Many proponents will argue that these illegals are filling open jobs for farm labor, as well as domestic and construction jobs that are available. But does one have to be a lawbreaker to perform these tasks? There are millions of non-citizens who have skills and want to come to the U.S. legally. If the country has a need for skilled and unskilled workers that cannot be filled by U.S. citizens, than certainly open up the doors. But do so for those who want to enter the U.S. legally and obey the law.
Then there’s the fairness issue. Many illegals crossed into the U.S., smuggling in their very young children with them. These young illegals grew up in the U.S., and they know of no other country or language. Certainly it doesn’t seem fair that these kids are burdened with their illegal status through no fault of their own. But do you blame U.S. citizens for the poor decision-making on the part of the parents who broke the law? The parents of such children will argue that they were only trying to make a better life for their kids. This is certainly a noble goal. But U.S. families have to make sacrifices and difficult choices in order to help their families, too. The difference is that they do this lawfully. There are consequences and risks when the law is broken. These parents who entered the country illegally put their children at such risk.
Perhaps Congress can work out some exceptions in the face of important needs and right now the U.S. volunteer army is significantly shorthanded. Women are being called into combat. There may be place for those who want to become citizens to go to the front of the pack by volunteering to serve in the armed services for 3 to 5 years.
Cynics might point out that Republicans are stirring up a hornet’s nest that they may well come to regret. Hispanics overwhelmingly supported Barack Obama and Democrats across the country in both state and national elections. As editors of the National Review pointed out this week: “Take away the Spanish surname and Latino voters look a great deal like many other Democratic constituencies. Low–income households headed by single mothers and dependent on some form of welfare are not looking for an excuse to join forces with the likes of Republican Paul Ryan.”

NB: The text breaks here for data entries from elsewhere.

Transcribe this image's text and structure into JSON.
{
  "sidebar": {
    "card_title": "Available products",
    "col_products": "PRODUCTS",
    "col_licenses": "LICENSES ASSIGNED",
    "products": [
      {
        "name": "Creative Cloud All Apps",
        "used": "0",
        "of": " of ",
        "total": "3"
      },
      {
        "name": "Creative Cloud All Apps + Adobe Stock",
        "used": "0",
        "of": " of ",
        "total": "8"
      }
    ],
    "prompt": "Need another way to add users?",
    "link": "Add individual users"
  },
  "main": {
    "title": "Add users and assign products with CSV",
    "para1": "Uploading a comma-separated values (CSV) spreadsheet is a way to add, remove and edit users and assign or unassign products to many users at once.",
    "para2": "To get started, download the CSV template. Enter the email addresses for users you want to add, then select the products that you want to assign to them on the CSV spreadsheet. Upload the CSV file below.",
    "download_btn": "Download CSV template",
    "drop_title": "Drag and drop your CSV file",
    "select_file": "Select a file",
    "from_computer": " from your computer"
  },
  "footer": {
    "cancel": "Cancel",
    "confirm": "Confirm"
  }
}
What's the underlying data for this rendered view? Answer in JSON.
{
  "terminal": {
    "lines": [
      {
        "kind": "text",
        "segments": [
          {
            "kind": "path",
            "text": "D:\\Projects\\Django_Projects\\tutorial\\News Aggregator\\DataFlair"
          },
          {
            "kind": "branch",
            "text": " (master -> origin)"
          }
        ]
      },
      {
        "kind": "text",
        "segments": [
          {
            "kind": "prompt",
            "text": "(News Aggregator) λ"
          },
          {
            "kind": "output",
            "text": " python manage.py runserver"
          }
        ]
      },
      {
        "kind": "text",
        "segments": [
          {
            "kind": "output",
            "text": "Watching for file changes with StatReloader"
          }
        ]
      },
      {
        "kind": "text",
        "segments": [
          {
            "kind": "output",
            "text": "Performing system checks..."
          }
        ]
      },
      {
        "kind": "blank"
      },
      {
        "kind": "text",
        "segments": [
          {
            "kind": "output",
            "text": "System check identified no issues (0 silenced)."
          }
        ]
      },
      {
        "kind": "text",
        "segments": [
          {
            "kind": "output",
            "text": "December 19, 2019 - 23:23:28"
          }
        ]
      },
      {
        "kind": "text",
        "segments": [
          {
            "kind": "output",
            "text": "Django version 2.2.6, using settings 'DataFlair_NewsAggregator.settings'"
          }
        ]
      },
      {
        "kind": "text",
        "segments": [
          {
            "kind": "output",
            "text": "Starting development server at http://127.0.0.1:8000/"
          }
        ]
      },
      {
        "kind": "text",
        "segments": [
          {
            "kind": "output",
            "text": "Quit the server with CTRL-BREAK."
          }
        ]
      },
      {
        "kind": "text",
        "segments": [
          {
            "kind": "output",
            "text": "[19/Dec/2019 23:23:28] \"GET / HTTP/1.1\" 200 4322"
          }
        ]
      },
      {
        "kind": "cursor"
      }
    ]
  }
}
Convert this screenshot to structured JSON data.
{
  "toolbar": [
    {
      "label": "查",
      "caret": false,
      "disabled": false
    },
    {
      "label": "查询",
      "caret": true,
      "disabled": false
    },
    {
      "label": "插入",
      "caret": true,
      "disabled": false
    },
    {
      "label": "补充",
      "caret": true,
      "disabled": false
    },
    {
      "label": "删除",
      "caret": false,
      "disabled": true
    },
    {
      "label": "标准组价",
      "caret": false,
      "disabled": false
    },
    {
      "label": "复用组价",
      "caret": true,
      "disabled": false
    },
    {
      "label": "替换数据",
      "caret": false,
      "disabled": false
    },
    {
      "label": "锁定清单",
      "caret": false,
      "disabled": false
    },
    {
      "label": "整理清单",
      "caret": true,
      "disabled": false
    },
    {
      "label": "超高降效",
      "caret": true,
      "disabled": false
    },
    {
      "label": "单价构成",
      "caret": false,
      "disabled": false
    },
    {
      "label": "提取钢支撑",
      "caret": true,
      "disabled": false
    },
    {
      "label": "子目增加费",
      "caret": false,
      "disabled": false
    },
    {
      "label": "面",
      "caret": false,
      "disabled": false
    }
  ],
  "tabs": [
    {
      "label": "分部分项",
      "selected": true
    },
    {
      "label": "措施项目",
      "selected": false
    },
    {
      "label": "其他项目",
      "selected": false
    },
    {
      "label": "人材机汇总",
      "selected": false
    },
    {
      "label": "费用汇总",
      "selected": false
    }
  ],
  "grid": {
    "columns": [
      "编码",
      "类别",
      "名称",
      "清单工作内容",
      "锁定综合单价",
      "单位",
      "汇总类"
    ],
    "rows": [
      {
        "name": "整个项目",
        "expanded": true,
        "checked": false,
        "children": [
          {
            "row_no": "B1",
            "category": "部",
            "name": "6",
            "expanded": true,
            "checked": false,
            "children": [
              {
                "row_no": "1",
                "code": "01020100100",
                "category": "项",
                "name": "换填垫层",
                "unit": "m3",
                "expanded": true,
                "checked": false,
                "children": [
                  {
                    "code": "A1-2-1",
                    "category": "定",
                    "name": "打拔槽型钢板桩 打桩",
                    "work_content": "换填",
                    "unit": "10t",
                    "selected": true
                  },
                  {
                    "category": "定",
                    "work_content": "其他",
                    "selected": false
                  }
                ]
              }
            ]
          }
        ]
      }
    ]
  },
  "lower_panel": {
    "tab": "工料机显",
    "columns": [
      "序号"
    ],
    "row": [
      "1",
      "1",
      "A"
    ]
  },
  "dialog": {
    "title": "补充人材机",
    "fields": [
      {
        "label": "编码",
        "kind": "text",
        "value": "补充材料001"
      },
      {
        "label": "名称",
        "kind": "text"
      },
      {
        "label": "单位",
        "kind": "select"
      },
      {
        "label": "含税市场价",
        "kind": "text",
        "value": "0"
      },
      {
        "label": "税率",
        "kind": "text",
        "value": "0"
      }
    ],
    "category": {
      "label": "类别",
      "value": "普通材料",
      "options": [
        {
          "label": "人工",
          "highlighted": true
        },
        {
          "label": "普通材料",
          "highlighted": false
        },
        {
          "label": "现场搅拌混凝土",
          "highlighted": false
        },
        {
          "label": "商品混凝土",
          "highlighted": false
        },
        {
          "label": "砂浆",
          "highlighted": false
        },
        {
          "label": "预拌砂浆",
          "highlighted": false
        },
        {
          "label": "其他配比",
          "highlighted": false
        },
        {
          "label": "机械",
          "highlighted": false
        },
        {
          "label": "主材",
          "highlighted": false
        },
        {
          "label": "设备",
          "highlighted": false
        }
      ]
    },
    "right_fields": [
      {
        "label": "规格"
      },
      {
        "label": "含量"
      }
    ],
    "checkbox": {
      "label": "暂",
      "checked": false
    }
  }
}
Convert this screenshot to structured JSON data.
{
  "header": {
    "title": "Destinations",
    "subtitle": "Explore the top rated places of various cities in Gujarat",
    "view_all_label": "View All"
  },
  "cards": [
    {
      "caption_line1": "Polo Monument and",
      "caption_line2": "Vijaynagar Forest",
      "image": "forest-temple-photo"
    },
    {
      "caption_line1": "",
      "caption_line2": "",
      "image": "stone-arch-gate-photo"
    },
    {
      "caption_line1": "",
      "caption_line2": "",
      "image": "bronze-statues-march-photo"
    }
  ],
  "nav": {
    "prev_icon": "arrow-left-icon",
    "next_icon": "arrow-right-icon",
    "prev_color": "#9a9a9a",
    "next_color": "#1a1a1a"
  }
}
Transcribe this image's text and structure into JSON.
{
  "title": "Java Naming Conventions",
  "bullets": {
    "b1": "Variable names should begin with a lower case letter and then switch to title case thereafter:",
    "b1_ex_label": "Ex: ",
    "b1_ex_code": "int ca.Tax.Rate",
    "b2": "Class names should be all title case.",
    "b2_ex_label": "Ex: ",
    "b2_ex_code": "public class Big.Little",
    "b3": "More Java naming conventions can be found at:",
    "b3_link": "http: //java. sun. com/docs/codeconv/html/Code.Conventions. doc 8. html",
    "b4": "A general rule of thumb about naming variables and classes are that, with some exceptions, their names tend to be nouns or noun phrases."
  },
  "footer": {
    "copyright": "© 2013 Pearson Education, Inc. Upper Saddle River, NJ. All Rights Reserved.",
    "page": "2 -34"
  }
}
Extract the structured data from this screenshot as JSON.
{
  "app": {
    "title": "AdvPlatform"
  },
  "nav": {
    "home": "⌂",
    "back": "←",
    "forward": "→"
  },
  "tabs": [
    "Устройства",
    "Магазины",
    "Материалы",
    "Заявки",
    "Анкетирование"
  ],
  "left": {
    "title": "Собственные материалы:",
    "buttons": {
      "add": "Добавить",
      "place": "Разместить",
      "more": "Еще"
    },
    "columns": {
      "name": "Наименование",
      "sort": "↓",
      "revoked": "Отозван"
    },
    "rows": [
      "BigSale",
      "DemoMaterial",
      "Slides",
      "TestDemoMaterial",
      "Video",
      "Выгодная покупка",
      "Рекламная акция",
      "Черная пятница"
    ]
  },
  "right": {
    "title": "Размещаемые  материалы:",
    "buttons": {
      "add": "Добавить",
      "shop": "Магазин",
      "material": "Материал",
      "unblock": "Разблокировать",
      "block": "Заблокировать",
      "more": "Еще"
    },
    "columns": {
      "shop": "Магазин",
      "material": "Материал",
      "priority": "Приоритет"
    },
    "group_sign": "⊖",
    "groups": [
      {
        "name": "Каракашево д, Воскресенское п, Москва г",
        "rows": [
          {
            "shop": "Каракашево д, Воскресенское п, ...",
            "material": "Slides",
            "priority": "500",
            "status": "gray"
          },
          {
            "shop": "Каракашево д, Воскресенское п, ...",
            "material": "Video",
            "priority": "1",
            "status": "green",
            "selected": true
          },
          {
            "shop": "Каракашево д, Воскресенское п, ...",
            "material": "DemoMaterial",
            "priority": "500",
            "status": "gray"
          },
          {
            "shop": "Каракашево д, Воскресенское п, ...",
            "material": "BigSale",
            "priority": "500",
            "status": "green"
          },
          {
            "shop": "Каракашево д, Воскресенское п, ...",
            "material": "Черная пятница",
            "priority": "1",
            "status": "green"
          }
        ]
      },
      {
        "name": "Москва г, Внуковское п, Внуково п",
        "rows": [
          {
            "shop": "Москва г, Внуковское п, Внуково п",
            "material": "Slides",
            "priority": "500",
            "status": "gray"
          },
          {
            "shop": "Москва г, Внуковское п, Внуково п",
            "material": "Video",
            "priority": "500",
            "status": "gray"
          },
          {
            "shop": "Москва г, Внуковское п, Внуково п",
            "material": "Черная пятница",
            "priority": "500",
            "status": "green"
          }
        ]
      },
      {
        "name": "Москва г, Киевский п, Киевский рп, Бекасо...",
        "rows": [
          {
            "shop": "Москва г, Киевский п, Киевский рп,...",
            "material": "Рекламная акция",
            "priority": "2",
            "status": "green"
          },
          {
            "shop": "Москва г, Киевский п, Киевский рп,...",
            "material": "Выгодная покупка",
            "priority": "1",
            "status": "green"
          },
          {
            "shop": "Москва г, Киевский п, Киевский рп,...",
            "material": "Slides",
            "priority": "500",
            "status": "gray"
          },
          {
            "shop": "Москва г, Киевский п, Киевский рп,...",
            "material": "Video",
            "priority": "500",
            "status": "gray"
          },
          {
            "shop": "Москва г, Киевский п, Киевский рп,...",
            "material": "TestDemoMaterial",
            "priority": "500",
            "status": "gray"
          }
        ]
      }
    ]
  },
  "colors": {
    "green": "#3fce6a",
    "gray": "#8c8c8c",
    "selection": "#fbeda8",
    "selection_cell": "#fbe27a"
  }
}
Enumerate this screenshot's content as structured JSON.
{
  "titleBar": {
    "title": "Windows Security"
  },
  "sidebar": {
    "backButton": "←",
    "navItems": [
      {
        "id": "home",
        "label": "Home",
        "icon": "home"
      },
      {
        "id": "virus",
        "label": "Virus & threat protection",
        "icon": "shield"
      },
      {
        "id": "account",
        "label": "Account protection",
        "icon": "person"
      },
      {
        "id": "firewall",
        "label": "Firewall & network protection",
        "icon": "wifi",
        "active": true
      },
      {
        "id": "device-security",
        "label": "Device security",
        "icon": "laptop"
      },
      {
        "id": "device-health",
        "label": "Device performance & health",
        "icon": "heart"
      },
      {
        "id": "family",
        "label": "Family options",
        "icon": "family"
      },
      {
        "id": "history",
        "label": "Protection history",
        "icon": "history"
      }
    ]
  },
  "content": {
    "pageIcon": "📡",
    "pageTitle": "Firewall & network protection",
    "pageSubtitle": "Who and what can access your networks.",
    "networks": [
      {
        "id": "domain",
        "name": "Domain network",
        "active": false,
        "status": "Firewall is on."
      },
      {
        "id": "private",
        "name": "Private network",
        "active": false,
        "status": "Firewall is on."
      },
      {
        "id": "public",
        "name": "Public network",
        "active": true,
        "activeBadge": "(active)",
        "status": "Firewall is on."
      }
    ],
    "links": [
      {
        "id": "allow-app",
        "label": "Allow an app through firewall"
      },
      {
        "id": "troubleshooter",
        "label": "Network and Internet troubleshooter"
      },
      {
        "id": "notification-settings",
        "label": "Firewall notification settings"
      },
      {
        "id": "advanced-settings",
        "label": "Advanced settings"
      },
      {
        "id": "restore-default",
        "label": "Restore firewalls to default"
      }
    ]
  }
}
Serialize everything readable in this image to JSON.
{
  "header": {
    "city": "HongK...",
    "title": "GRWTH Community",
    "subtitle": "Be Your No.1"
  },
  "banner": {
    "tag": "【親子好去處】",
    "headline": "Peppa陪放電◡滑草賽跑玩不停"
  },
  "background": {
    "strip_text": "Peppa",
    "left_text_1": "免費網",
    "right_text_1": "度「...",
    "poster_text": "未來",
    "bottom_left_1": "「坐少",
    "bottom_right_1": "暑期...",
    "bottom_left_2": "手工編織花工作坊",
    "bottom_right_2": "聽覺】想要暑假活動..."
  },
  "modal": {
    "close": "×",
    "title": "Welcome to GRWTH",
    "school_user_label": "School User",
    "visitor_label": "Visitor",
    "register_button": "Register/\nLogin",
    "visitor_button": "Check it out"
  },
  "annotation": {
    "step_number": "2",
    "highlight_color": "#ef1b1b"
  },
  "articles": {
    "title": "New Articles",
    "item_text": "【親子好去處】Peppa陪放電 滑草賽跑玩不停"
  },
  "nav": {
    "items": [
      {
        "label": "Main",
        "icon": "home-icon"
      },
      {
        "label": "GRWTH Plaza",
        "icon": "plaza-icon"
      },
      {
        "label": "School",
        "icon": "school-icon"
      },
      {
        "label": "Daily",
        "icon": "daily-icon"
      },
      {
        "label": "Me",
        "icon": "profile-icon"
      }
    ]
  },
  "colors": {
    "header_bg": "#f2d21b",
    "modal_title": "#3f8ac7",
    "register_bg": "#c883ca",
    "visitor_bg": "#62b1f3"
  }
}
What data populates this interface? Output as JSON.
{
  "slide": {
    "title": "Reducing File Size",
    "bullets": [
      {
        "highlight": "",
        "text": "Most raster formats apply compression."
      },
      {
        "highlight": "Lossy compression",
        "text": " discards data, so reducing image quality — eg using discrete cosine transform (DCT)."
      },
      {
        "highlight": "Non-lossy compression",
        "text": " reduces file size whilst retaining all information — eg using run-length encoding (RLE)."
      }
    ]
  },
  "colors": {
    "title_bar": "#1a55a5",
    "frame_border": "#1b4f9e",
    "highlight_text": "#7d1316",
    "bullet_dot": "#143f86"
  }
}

Any thoughts that an amnesty proposal will bring Hispanics into a growing GOP tent seems to be little more than wishful thinking. Republicans never had a significant Latino vote, and won’t in the immediate future. The John McCains of the congress need to put partisan opportunities aside and build election victories on principals, not politics.